# What you need to do:
Across all the entries, how many lines hold "name"? Answer with that number and nothing else.

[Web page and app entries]
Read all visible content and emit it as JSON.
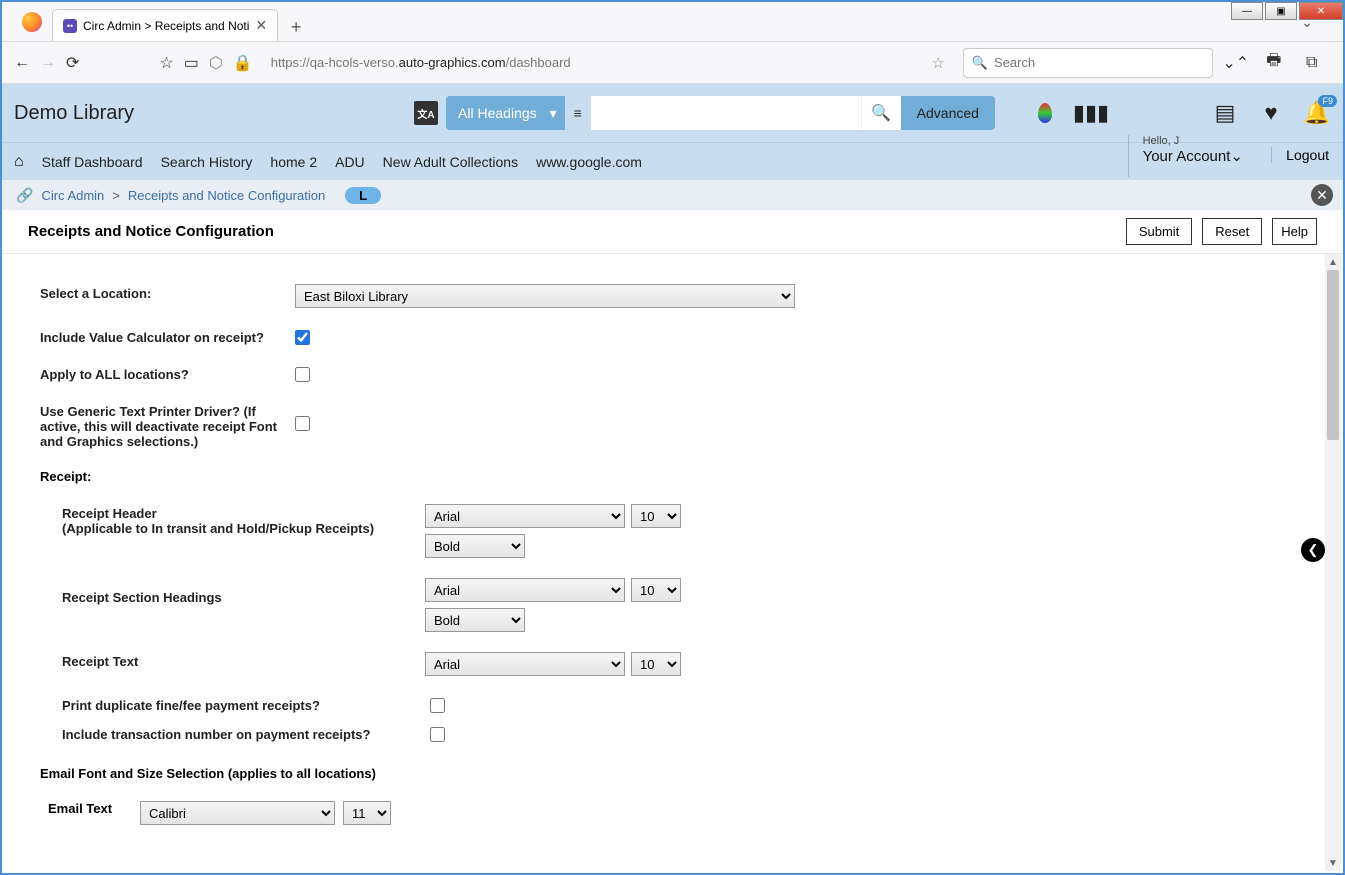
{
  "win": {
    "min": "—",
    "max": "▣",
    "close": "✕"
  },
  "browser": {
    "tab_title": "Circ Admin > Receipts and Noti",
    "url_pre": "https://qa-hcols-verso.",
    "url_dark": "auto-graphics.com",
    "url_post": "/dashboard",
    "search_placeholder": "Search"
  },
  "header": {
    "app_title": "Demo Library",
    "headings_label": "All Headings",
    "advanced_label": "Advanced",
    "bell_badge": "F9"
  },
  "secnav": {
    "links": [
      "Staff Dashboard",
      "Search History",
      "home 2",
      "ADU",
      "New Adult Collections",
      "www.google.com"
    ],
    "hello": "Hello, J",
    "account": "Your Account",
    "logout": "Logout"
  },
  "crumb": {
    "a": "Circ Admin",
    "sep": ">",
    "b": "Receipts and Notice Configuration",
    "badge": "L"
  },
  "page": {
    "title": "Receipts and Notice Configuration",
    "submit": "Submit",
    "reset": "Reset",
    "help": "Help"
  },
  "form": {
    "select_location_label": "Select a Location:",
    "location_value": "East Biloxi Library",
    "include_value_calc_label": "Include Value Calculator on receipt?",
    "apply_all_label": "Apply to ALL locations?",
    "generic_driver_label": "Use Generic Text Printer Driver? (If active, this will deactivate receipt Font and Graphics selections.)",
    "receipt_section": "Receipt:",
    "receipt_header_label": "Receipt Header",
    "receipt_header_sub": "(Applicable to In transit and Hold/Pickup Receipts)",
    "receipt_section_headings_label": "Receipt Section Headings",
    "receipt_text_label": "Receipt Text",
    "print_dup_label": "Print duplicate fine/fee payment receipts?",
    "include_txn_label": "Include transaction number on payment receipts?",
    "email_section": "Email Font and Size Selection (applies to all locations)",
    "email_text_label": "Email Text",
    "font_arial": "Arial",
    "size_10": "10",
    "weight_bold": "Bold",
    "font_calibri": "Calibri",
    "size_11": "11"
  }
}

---

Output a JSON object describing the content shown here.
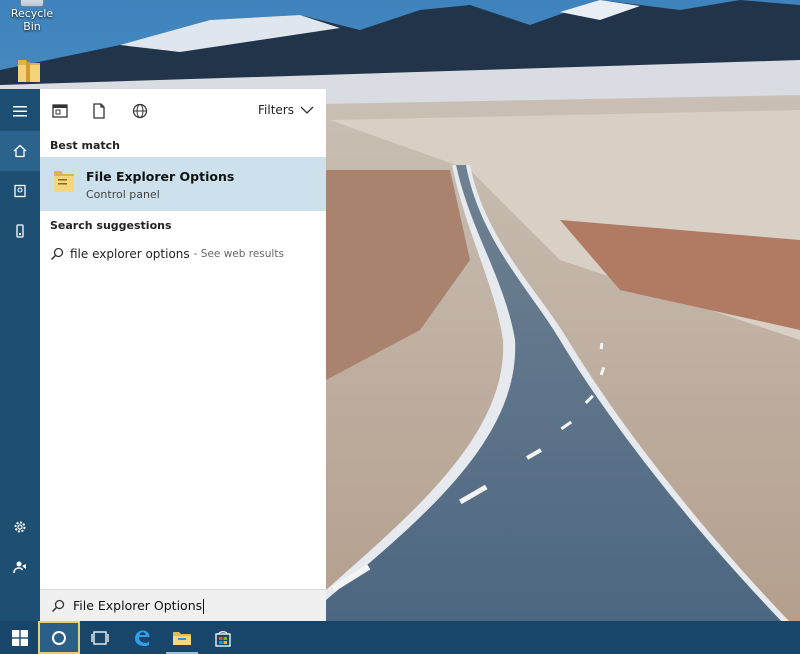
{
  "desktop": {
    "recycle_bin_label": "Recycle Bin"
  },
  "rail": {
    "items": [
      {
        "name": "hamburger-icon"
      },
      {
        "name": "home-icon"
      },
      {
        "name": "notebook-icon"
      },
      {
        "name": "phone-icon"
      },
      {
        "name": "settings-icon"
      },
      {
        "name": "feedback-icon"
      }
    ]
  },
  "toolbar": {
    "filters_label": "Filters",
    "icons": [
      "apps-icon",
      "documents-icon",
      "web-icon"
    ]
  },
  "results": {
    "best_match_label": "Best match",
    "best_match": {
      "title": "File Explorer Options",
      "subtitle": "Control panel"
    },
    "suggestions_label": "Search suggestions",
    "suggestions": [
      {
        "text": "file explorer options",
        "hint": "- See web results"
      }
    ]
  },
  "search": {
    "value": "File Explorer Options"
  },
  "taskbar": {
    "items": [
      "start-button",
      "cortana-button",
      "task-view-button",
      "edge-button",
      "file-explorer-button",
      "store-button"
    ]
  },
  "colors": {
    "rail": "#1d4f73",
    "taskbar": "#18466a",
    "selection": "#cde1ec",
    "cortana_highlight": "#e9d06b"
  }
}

# Answer section:
6